HOFFMAN: Absolutely, and this is truly a public health campaign. We have wonderful partners - Kaiser Permanente and Michael & Susan Dell Foundation - that enabled this to go from public education to public health. The entire series - 12 short films that go along with it, in English and in Spanish, are being distributed free of charge to 40,000 community-based organizations. This is an unprecedented level of grassroots distribution and organizing.

There's a website which gives people over 75 actions that they can take to try to move the dial in their communities and in the nation. All this content is available in perpetuity on These screening kits are available to any organization that wants to organize a community by going to

FLATOW: You know, it seems like it's almost too good to be true, this kind of generosity that, you know, Viacom, HBO, whatever, are giving out.

HOFFMAN: Time Warner.
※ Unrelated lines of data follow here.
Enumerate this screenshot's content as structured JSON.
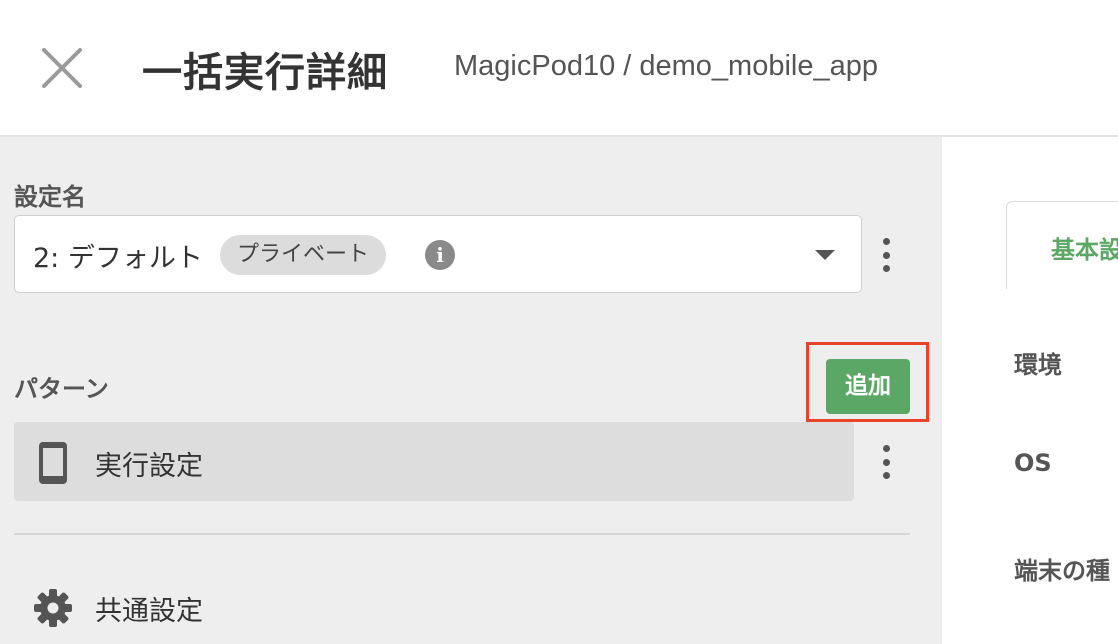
{
  "header": {
    "title": "一括実行詳細",
    "breadcrumb": "MagicPod10 / demo_mobile_app"
  },
  "settings": {
    "label": "設定名",
    "selected_value": "2: デフォルト",
    "badge": "プライベート",
    "info_glyph": "i"
  },
  "patterns": {
    "label": "パターン",
    "add_label": "追加",
    "items": [
      {
        "label": "実行設定",
        "icon": "mobile-phone-icon"
      }
    ]
  },
  "common": {
    "label": "共通設定",
    "icon": "gear-icon"
  },
  "right_panel": {
    "tab_label": "基本設",
    "fields": [
      "環境",
      "OS",
      "端末の種"
    ]
  },
  "colors": {
    "accent_green": "#5ba866",
    "highlight_red": "#e8442a",
    "panel_bg": "#eeeeee"
  }
}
FLATOW: Excuse me, Time Warner. I mean, who sat down and said we should do this? Does this go way to the top at Time Warner or HBO or...

HOFFMAN: It does start at the top in that...

FLATOW: I mean this is so generous to give this stuff out to people who don't even subscribe to HBO.

HOFFMAN: You know, I work for a successful company. And it's - every now and then we do have the ability to give back and to really show that HBO and Time Warner cares about the health of the country, and we have a powerful platform. And at the very beginning you described us as an entertainment company, and that's what we are. But when we go against our model and when we turn our lens towards these complex social issues, then other media, you are a great example, notice it. And so we've recognized that when we go against our typical platform of presenting great entertainment and look at health, then we get the cooperation of a tremendous number of other media outlets, and it just magnifies the message.

FLATOW: And begins next week, what day?

HOFFMAN: Monday and Tuesday, two episodes a night starting at 8:00.

FLATOW: Eight o'clock. Thank you very much, John Hoffman.

HOFFMAN: Glad to be here.

FLATOW: He's the vice president of HBO Documentary Films, executive producer of "Weight of the Nation," coming next week. And that means "Boardwalk Empire" will still be going on, right? OK. We'll get to see some of these(ph) shows also. We're going to take a break and when we come back, we're going to talk about a medical mystery, a stomach virus you don't want to have but so many people get it. It's an interesting history and a mystery. So stay with us. We'll be right back after this break. I'm Ira Flatow. This is SCIENCE FRIDAY from NPR. Transcript provided by NPR, Copyright NPR.